Background: The treatment for and long-term outcome of renal angiomyolipoma (AML) at high-risk for bleeding has not been determined.
Objective: To evaluate the complication rates and the long-term outcomes among patients treated by selective arterial embolization (SAE) for a large or symptomatic renal AML.
Design, setting, and participants: Forty-one patients with 48 kidneys containing AML were treated by SAE at a single tertiary academic center.
Intervention: All patients were treated by SAE and followed in a single center.
Measurements: SAE was performed with a mixture of 96% ethanol and polyvinyl alcohol particles. The variables used for the analysis included age, gender, presence of tuberous sclerosis (TS), and maximal tumor size prior to SAE. The study end points were recurrence of symptoms or bleeding, the need for re-embolization or surgery, and disease-specific survival. The mean follow-up period for the entire group was 4.8 yr.

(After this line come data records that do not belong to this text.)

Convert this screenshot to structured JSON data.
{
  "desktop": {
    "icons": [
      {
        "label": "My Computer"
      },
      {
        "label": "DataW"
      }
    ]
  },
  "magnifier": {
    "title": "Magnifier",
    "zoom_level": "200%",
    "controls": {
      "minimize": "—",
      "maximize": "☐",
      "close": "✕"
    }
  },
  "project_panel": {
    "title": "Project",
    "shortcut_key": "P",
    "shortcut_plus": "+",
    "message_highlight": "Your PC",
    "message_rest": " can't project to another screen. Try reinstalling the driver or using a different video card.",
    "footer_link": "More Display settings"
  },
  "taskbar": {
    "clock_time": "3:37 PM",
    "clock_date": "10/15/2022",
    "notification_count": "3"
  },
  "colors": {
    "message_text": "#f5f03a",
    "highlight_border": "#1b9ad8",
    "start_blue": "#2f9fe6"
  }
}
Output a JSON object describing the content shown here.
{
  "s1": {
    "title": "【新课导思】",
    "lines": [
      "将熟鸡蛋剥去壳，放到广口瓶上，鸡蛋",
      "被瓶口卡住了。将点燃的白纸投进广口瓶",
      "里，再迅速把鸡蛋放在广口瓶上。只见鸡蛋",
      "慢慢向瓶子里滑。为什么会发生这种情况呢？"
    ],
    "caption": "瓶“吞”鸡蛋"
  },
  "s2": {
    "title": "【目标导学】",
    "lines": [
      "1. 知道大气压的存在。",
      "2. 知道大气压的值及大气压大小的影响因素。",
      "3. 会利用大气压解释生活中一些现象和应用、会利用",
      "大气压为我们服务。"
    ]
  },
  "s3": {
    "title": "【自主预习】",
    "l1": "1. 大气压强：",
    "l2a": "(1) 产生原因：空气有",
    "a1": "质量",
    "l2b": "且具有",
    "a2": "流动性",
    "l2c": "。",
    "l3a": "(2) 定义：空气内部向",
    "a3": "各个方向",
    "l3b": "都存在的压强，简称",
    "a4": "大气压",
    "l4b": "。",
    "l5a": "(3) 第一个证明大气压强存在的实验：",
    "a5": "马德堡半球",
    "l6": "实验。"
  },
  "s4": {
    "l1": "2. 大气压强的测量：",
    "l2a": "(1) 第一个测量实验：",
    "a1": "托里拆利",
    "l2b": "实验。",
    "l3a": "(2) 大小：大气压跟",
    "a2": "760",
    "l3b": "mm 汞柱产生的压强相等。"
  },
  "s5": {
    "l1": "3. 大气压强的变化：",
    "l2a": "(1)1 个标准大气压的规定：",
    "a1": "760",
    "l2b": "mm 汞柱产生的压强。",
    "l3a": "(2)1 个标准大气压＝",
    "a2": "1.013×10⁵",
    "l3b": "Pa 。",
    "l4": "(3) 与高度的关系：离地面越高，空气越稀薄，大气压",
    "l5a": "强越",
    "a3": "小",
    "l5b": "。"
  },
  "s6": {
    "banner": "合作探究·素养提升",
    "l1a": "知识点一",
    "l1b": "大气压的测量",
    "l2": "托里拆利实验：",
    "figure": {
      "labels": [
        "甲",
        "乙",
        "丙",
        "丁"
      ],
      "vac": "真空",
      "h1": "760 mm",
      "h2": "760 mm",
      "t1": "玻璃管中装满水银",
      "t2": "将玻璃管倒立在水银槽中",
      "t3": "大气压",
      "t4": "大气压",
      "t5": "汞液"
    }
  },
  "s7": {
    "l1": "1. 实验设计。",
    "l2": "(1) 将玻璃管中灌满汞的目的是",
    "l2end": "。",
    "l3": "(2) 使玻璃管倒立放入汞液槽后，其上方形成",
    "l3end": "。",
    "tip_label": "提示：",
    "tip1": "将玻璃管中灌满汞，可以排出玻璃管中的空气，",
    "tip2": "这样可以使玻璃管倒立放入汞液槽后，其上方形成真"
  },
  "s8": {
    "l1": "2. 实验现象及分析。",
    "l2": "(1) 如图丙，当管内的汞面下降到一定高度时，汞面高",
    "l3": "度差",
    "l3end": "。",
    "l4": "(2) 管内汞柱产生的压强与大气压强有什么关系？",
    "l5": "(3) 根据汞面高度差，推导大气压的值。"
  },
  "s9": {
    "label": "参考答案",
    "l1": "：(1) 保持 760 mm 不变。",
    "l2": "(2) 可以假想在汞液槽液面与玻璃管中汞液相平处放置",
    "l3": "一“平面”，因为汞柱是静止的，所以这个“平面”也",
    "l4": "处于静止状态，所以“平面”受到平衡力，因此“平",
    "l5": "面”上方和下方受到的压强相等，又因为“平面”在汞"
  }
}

Results and limitations: Mean patient age was 51 yr (range: 24-82), and the mean initial tumor size was 10.3 cm. Successful SAE was achieved in 40 patients (91%) with a minor complication rate of 11%. Avoidance of surgery was achieved in 96% of the kidneys. No retroperitoneal hemorrhage was noted during follow-up, and 98% of the kidneys were preserved during the follow-up period. No significant changes in creatinine levels were noted following SAE (P=0.27). The freedom from surgical treatment at 5 yr following SAE was 94% (95% CI, 89-99%). Disease-specific survival of the entire cohort was 100%. The study is a retrospective, and treatment was not given according to prospective protocol, and therefore sample bias may be present.
Conclusions: SAE of renal AML has long-term efficacy in preventing hemorrhagic complications of renal AML, and preservation of the involved kidneys is amenable in both TS and sporadic cases.